Police urge people to clear snow and ice from vehicles

Wednesday January 9, 2013

BRATTLEBORO - Andrea Scheidler was nearly 200 feet behind a truck towing a utility trailer when a layer of ice peeled off the top of the trailer and headed straight for her vehicle.

Scheidler was traveling north on Interstate 91 on Jan. 2 and was on the West River bridge when the ice came flying at her vehicle.

"I saw it coming toward me," she said. "I thought this is going to be a good smash."

Because she was on the bridge, which has no breakdown lane, there was nowhere to go to get out of its path.

"There was no way to avoid it."

The ice and snow hit her hood, just 18 inches in front of the windshield before bouncing up into the glass creating a spiderweb of cracks in front of her eyes.

"I held the road," said Scheidler, of Putney, who did her best to catch up to the truck towing the trailer.

She flicked her lights at the vehicle but when it wouldn't pull over, she called 911 and gave the dispatcher the license plate number.

"We deal with this type of thing all the time," said Vermont State Police Capt. Ray Keefe, the commander of Troop D, with barracks in Brattleboro, Bennington and Royalton.

Unfortunately, said Keefe, it's not a ticketable offense.

"There's no law in this state that you have to completely clear your vehicle of snow and ice," he said. "It's very dangerous, but there's nothing we can do."

All a motorist can do is what Scheidler did - get the license plate and contact your insurance company.

Scheidler said the cost for repairs is right around $2,000, most of which the insurance company will pay for. She was told that the insurance company will attempt to contact the driver of the pickup truck and pursue a claim against him or her.

Drivers can be pulled over if snow or ice obstructs their vision, or if the license plate is obscured, said Keefe. While there is no criminal statute to be enforced, people who don't clean their vehicles off could find themselves in a heap of trouble.

"Theoretically, if you did cause an accident, you could be civilly liable," said Keefe.

He also said though you might be in a hurry to get somewhere and can't reach snow or ice on top of your vehicle or trailer, leaving it there is "reckless and rude."

Scheidler said she will keep a close eye on vehicles in front of her from now on, but there's really only so much you can do.

She's just glad she didn't get hurt.

"I'm OK."

Bob Audette can be reached at raudette@reformer.com, or at 802-254-2311, ext. 160. Follow Bob on Twitter@audette.reformer.

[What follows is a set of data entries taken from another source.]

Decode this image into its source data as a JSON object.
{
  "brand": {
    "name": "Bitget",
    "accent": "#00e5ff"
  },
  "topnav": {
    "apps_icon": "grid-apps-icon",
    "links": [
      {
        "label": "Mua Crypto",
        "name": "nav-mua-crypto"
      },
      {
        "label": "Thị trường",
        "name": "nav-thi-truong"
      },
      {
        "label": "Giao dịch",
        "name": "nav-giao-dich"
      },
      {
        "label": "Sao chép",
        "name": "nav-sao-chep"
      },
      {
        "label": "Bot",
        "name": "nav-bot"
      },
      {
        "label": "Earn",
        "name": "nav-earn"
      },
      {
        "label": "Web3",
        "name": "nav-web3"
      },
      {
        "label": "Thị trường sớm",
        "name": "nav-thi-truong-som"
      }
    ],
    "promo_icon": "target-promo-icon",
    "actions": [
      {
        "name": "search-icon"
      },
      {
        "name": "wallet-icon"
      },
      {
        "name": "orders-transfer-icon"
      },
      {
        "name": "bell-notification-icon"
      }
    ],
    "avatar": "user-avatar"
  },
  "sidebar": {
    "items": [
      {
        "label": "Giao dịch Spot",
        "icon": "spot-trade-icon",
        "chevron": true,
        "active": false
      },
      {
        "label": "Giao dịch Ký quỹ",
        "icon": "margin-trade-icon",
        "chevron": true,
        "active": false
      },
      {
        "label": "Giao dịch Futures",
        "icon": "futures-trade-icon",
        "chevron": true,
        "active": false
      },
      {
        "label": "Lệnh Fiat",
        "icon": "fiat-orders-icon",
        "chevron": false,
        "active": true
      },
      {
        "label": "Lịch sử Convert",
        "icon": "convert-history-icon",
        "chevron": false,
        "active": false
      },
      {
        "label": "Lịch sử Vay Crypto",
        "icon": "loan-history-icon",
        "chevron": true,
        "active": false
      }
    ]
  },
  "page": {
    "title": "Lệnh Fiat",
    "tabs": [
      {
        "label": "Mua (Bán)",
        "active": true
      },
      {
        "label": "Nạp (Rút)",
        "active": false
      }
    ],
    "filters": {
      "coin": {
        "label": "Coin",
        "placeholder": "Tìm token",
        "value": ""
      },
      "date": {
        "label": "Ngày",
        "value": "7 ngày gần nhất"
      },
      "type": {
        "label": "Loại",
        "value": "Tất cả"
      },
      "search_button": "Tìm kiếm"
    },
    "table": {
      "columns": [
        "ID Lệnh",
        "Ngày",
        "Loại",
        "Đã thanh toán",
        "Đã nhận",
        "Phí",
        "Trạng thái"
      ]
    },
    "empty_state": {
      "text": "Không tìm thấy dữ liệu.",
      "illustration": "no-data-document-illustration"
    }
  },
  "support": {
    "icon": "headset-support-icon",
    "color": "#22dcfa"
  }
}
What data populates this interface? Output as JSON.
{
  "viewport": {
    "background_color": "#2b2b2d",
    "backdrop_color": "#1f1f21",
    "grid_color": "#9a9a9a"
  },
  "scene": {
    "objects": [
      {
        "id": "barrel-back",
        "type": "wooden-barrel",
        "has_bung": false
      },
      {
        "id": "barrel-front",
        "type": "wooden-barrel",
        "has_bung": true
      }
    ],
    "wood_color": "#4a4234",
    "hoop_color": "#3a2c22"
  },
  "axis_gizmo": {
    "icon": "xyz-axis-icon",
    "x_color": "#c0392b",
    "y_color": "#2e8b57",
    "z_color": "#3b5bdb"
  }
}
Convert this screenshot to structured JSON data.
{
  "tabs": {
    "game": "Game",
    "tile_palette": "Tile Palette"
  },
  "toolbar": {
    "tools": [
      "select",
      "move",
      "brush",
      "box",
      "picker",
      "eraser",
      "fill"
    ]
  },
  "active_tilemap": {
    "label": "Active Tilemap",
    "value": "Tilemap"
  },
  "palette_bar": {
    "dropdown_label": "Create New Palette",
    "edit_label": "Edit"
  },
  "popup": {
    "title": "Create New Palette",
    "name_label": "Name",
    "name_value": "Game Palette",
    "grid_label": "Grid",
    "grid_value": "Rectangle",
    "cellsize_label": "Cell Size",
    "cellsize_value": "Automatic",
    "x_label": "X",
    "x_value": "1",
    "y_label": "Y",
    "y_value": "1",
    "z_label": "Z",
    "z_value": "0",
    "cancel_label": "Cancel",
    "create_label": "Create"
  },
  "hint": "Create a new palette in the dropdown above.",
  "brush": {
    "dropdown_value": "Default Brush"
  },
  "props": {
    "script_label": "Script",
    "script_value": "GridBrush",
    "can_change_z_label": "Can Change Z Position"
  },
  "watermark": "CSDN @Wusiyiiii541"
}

If you'd like to leave a comment (or a tip or a question) about this story with the editors, please email us. We also welcome letters to the editor for publication; you can do that by filling out our letters form and submitting it to the newsroom.

Powered by Creative Circle Media Solutions